Paycheck Protection Program (See FAQ Small Business Loans)

Probably the most interesting of all programs, eligible businesses may receive up to $10,000,000 in loans, based upon a formula. The loans will be made through the SBA and FDIC lenders. Exact details on the program are still being finalized, however, you should start the application process as soon as possible if interested. A portion of or potentially all of the loan is eligible to be forgiven if employment and wage levels are maintained. Initial highlights include:

  • Small businesses with 500 or fewer employees during the February 15 – June 30, 2020 period are eligible. Some industries with more employees may qualify under certain circumstances.
  • Loan is based upon 2 1/2 times the monthly payroll, plus other costs, up to $100,000 per employee.
  • No personal guarantees.
  • Loan use is targeted for salary, paid sick leave, insurance costs, mortgage, rent and utility payments of the business.

Employee Retention Credit for Employers Subject To Closure Due To COVID-19

Businesses and non-profits that do not receive Small Business Administration (SBA) loans eligible for forgiveness may be entitled to claim refundable credits against their quarterly payroll tax liabilities. The Cares Act offers eligible employers a credit against payroll taxes equal to 50% of wages paid to employees not working due to the business’s mandatory COVID-19 related shut down or for experiencing more than a 50% decline in gross receipts compared to the same quarter in the prior year. The quarterly payroll tax credit applies to the first $10,000 in aggregate wages per employee (per year). The employee retention credit applies only to wages paid after March 12, 2020, and before January 1, 2021.

Payroll Tax Deferral

To help businesses with cash flow needs, and to help them retain employees, the Act defers the employer share of payroll taxes from the period beginning on March 27, 2020 and ending December 31, 2020. The deferred tax liabilities are to be paid 50% by December 31, 2021 and the other 50% by December 31, 2022. You cannot take advantage of this program if you take advantage of the loan forgiveness portion of the Paycheck Protection Program below. There are also special computations for self-employed individuals related to self-employment tax.

Net Operating Losses (NOL’S)
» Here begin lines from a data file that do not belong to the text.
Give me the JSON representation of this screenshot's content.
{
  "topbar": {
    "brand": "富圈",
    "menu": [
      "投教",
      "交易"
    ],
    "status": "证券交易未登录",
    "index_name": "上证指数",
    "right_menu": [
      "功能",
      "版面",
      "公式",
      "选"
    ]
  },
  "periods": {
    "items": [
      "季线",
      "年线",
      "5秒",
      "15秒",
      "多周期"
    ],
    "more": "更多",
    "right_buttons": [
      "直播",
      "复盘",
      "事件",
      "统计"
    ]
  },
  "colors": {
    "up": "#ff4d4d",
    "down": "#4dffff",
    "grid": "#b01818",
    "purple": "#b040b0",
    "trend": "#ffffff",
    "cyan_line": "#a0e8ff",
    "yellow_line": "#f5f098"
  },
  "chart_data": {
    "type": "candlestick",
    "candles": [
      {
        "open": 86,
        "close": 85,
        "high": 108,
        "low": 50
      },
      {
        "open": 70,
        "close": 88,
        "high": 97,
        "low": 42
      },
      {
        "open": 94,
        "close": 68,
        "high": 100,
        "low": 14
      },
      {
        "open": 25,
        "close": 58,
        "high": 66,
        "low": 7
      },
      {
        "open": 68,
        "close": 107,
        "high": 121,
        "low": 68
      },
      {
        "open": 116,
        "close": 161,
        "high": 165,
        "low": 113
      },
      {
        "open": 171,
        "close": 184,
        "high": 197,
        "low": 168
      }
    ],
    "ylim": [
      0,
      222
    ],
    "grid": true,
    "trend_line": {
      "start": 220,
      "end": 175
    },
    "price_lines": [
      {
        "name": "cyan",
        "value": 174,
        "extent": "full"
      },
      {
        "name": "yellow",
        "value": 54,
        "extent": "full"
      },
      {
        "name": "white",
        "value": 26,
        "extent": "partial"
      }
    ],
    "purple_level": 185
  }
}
The Tax Cuts and Jobs Act (TCJA) eliminated many of the benefits associated with NOL’s beginning in 2019. The CARES ACT allows for a five-year carryback of NOL’s and eliminates the 80% of taxable income limitation for NOL’s that arose during 2018, 2019 and 2020 by businesses. The carryforward period for NOL’s remains unchanged. Businesses will be allowed to carryback the 2018 NOL five years, to amend or modify returns back to 2013 in order to take the carryback claim.
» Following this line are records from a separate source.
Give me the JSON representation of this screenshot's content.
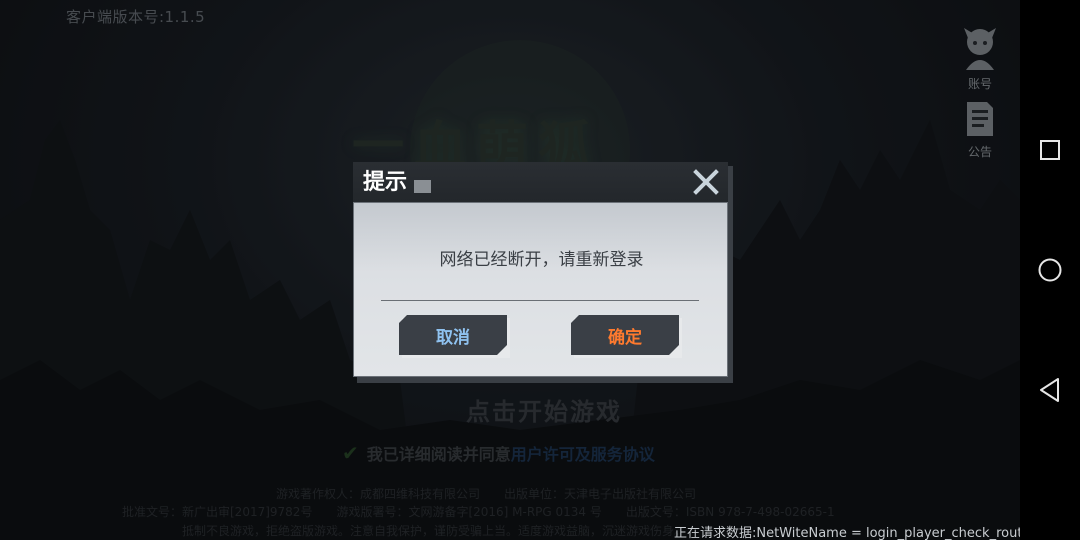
{
  "client_version": "客户端版本号:1.1.5",
  "side_buttons": {
    "account_label": "账号",
    "notice_label": "公告"
  },
  "logo_text": "一血萌狐",
  "start_prompt": "点击开始游戏",
  "agreement": {
    "checked": true,
    "text": "我已详细阅读并同意",
    "link": "用户许可及服务协议"
  },
  "info_lines": [
    "游戏著作权人：成都四维科技有限公司　　出版单位：天津电子出版社有限公司",
    "批准文号：新广出审[2017]9782号　　游戏版署号：文网游备字[2016] M-RPG 0134 号　　出版文号：ISBN 978-7-498-02665-1",
    "抵制不良游戏，拒绝盗版游戏。注意自我保护，谨防受骗上当。适度游戏益脑，沉迷游戏伤身。"
  ],
  "status_line": "正在请求数据:NetWiteName = login_player_check_router",
  "dialog": {
    "title": "提示",
    "message": "网络已经断开，请重新登录",
    "cancel_label": "取消",
    "confirm_label": "确定"
  },
  "icons": [
    "close-icon",
    "account-icon",
    "notice-icon",
    "check-icon",
    "recent-apps-icon",
    "home-icon",
    "back-icon"
  ],
  "colors": {
    "confirm": "#ff7a2e",
    "cancel": "#8fc2f0",
    "dialog_header": "#23272b",
    "dialog_body": "#dcdfe3"
  }
}
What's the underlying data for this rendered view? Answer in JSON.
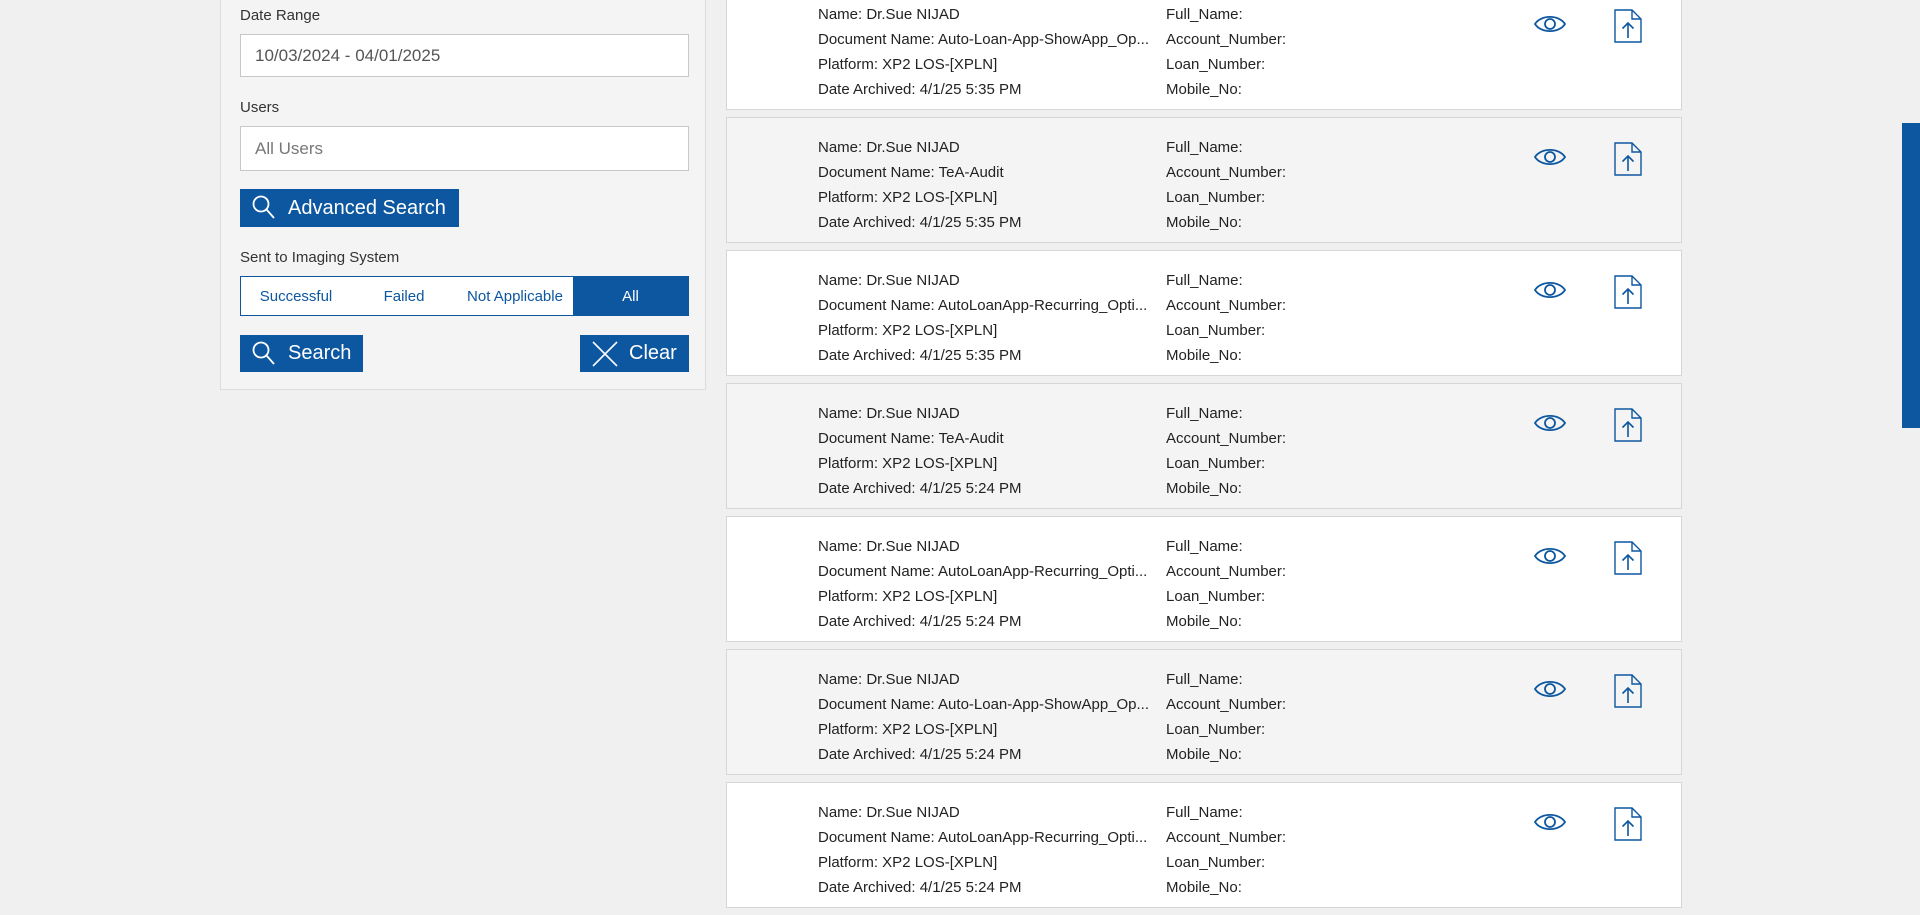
{
  "filters": {
    "date_range_label": "Date Range",
    "date_range_value": "10/03/2024 - 04/01/2025",
    "users_label": "Users",
    "users_placeholder": "All Users",
    "advanced_search_label": "Advanced Search",
    "imaging_label": "Sent to Imaging System",
    "imaging_options": [
      "Successful",
      "Failed",
      "Not Applicable",
      "All"
    ],
    "imaging_selected": "All",
    "search_label": "Search",
    "clear_label": "Clear"
  },
  "results": [
    {
      "name": "Name: Dr.Sue NIJAD",
      "document": "Document Name: Auto-Loan-App-ShowApp_Op...",
      "platform": "Platform: XP2 LOS-[XPLN]",
      "archived": "Date Archived: 4/1/25 5:35 PM",
      "full_name": "Full_Name:",
      "account": "Account_Number:",
      "loan": "Loan_Number:",
      "mobile": "Mobile_No:"
    },
    {
      "name": "Name: Dr.Sue NIJAD",
      "document": "Document Name: TeA-Audit",
      "platform": "Platform: XP2 LOS-[XPLN]",
      "archived": "Date Archived: 4/1/25 5:35 PM",
      "full_name": "Full_Name:",
      "account": "Account_Number:",
      "loan": "Loan_Number:",
      "mobile": "Mobile_No:"
    },
    {
      "name": "Name: Dr.Sue NIJAD",
      "document": "Document Name: AutoLoanApp-Recurring_Opti...",
      "platform": "Platform: XP2 LOS-[XPLN]",
      "archived": "Date Archived: 4/1/25 5:35 PM",
      "full_name": "Full_Name:",
      "account": "Account_Number:",
      "loan": "Loan_Number:",
      "mobile": "Mobile_No:"
    },
    {
      "name": "Name: Dr.Sue NIJAD",
      "document": "Document Name: TeA-Audit",
      "platform": "Platform: XP2 LOS-[XPLN]",
      "archived": "Date Archived: 4/1/25 5:24 PM",
      "full_name": "Full_Name:",
      "account": "Account_Number:",
      "loan": "Loan_Number:",
      "mobile": "Mobile_No:"
    },
    {
      "name": "Name: Dr.Sue NIJAD",
      "document": "Document Name: AutoLoanApp-Recurring_Opti...",
      "platform": "Platform: XP2 LOS-[XPLN]",
      "archived": "Date Archived: 4/1/25 5:24 PM",
      "full_name": "Full_Name:",
      "account": "Account_Number:",
      "loan": "Loan_Number:",
      "mobile": "Mobile_No:"
    },
    {
      "name": "Name: Dr.Sue NIJAD",
      "document": "Document Name: Auto-Loan-App-ShowApp_Op...",
      "platform": "Platform: XP2 LOS-[XPLN]",
      "archived": "Date Archived: 4/1/25 5:24 PM",
      "full_name": "Full_Name:",
      "account": "Account_Number:",
      "loan": "Loan_Number:",
      "mobile": "Mobile_No:"
    },
    {
      "name": "Name: Dr.Sue NIJAD",
      "document": "Document Name: AutoLoanApp-Recurring_Opti...",
      "platform": "Platform: XP2 LOS-[XPLN]",
      "archived": "Date Archived: 4/1/25 5:24 PM",
      "full_name": "Full_Name:",
      "account": "Account_Number:",
      "loan": "Loan_Number:",
      "mobile": "Mobile_No:"
    }
  ],
  "icons": {
    "view": "eye-icon",
    "export": "file-upload-icon",
    "search": "search-icon",
    "clear": "close-icon"
  },
  "colors": {
    "accent": "#0d57a0",
    "page_background": "#f0f0f0",
    "card_alt": "#f4f4f4",
    "card": "#ffffff"
  }
}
The Act also eliminates the excess business loss limitation rules related to pass-through entities and sole proprietors for the years 2018, 2019 and 2020.

Business Interest Expense Limitations
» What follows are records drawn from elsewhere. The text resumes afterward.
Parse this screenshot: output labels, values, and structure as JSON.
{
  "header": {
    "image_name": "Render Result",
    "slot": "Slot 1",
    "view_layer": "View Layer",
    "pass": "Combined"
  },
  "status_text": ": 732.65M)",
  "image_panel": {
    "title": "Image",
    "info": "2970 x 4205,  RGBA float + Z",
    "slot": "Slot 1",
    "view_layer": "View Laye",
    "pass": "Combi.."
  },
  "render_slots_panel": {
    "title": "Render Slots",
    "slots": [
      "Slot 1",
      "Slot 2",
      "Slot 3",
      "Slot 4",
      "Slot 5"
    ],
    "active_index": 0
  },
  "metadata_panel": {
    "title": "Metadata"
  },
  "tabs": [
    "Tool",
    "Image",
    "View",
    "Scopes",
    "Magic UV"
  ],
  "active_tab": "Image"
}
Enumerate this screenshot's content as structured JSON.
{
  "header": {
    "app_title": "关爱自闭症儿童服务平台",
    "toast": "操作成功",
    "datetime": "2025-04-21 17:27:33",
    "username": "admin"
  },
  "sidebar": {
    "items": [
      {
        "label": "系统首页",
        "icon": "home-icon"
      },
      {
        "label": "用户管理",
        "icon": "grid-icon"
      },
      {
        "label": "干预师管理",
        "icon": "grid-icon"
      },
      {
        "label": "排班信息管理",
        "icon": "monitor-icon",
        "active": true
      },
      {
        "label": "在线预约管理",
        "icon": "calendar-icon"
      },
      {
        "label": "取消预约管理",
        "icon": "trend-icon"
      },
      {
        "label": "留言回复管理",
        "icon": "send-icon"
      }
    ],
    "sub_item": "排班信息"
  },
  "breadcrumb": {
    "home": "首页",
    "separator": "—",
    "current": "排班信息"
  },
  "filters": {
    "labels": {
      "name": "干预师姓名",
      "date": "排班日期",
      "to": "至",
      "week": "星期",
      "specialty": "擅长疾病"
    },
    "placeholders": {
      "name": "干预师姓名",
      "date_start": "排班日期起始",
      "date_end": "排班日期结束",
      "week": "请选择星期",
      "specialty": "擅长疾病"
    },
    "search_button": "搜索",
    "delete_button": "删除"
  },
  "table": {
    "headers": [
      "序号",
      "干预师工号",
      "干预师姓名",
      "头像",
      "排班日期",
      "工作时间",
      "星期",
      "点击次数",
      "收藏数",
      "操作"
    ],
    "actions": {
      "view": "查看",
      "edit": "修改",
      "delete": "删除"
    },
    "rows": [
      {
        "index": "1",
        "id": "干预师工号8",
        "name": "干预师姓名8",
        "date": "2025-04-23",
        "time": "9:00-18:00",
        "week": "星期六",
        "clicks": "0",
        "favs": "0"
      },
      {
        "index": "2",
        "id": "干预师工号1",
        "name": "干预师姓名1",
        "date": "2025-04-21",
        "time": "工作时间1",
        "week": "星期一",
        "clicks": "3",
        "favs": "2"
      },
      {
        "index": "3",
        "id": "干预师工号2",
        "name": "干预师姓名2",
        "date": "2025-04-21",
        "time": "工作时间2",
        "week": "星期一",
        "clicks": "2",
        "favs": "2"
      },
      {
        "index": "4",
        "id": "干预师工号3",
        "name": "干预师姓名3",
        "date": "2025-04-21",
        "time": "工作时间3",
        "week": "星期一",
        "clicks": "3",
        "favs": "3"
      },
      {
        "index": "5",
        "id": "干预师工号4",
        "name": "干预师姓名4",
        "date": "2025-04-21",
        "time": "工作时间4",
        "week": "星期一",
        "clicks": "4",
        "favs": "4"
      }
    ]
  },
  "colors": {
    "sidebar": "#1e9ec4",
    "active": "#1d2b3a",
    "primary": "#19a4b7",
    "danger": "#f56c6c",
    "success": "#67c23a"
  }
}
The Tax Cuts and Jobs Act (TCJA) limited the amount of allowable deductions for business interest. Generally, the limitation was set at 30% of the taxpayers adjusted taxable income. The CARES ACT increases the limitation to 50% for 2019 and 2020 for taxpayers. The 2019 taxable income amount may be used for the 2020 limitation as well should it be beneficial and provided you elect to do so. Partnerships are subject to slightly different rules.

Qualified Improvement Property Technical Fix

In the TCJA mentioned above, Congress also inadvertently defined qualified improvement property as 39-year life property, thus not qualifying for bonus depreciation. In the CARES ACT, it corrects the defined life of qualified improvement property to 15 years, retroactively, for property place in service after 2017. This allows bonus depreciation to be taken on this special class of asset.

As you can see from this brief summary, the CARES Act offers material relief, matched only by its length and complexity. We will of course keep you informed as additional details are rolled out.

Most importantly, we at Joel Isaacson & Company care about you, our clients and friends. Please know that we are here to help you in any way we can.

Stay safe.